This symbol hunting exercise is an example from the CT Speech & Cognitive Therapy App. The app contains an expansive library of different speech and cognitive exercises that patients can practice at home to maximize their recovery.
Physical & Occupational Therapy
When corpus callosum damage causes difficulty with movement, physical and occupational therapists can help survivors regain function through therapeutic exercises and activities. Physical therapists can provide specific rehab exercises that target balance, coordination, and mobility to help improve function, even with motor ataxia. Occupational therapists can also help survivors regain independence with activities of daily living such as dressing, preparing meals, and bathing.
Unfortunately, there are very few treatments available for alien hand syndrome and more research is still needed. However, some studies have shown promising results using mirror box therapy.

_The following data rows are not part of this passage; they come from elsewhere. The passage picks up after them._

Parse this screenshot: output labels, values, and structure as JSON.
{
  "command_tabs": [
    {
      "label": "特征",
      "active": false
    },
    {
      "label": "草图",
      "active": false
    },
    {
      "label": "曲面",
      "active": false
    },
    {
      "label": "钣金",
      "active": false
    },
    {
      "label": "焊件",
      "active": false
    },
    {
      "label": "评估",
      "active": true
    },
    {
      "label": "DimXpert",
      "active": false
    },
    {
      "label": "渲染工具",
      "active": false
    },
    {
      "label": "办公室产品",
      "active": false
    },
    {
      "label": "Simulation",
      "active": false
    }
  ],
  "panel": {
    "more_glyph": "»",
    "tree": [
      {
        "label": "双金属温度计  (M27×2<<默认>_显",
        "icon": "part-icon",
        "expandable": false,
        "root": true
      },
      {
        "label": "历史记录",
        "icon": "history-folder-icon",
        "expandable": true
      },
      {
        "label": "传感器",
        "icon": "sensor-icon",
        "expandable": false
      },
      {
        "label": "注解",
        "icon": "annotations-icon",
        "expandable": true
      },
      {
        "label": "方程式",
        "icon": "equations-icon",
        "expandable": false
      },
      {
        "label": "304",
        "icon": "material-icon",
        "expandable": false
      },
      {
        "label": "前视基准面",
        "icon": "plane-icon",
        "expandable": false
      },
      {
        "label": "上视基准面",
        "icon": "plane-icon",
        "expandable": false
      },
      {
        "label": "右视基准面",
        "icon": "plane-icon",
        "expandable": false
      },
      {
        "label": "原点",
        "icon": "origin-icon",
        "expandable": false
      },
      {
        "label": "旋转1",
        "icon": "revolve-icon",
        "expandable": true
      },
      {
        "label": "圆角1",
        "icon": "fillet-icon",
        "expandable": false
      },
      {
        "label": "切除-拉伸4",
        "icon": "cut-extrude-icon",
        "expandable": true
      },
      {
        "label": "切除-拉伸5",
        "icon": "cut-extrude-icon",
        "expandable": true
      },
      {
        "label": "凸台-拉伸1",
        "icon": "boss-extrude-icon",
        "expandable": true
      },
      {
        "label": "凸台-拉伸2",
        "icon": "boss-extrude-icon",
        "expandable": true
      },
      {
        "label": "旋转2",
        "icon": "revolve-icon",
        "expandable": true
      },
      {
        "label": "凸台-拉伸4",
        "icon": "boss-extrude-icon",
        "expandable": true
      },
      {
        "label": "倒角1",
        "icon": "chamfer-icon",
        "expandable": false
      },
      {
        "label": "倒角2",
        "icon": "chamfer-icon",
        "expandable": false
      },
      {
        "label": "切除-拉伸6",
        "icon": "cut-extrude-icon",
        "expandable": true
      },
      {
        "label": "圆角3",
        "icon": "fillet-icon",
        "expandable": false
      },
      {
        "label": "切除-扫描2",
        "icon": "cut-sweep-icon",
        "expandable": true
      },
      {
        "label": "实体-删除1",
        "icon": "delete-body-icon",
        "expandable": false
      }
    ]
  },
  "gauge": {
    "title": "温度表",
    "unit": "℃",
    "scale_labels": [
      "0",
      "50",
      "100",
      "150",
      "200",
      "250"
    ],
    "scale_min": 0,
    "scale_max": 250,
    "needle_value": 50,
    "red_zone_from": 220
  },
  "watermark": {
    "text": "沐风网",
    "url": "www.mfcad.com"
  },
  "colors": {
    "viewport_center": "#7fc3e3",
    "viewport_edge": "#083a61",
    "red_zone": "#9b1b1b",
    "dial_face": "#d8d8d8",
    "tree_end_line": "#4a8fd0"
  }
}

In the meantime, occupational therapists can help individuals adapt to using only one hand and provide helpful methods to compensate for the uncontrollable hand. In extreme cases, a sling may be necessary to prevent the arm from moving or causing harm.
Understanding Corpus Callosum Damage
The corpus callosum is a crucial brain structure that connects the right and left hemispheres. Damage to this structure can cause cognitive and physical effects and, in rare cases, alien hand syndrome.
Fortunately, there are many therapy techniques available that can help after corpus callosum damage. Individuals with impaired balance and coordination (ataxia) can benefit from physical and occupational therapy. Others with speech difficulties, such as apraxia of speech or swallowing difficulties, can benefit from speech therapy.
The key to recovery is to activate neuroplasticity through therapeutic exercises. With time and diligence, survivors of corpus callosum damage can maximize their chances of recovery and improve function with daily activities.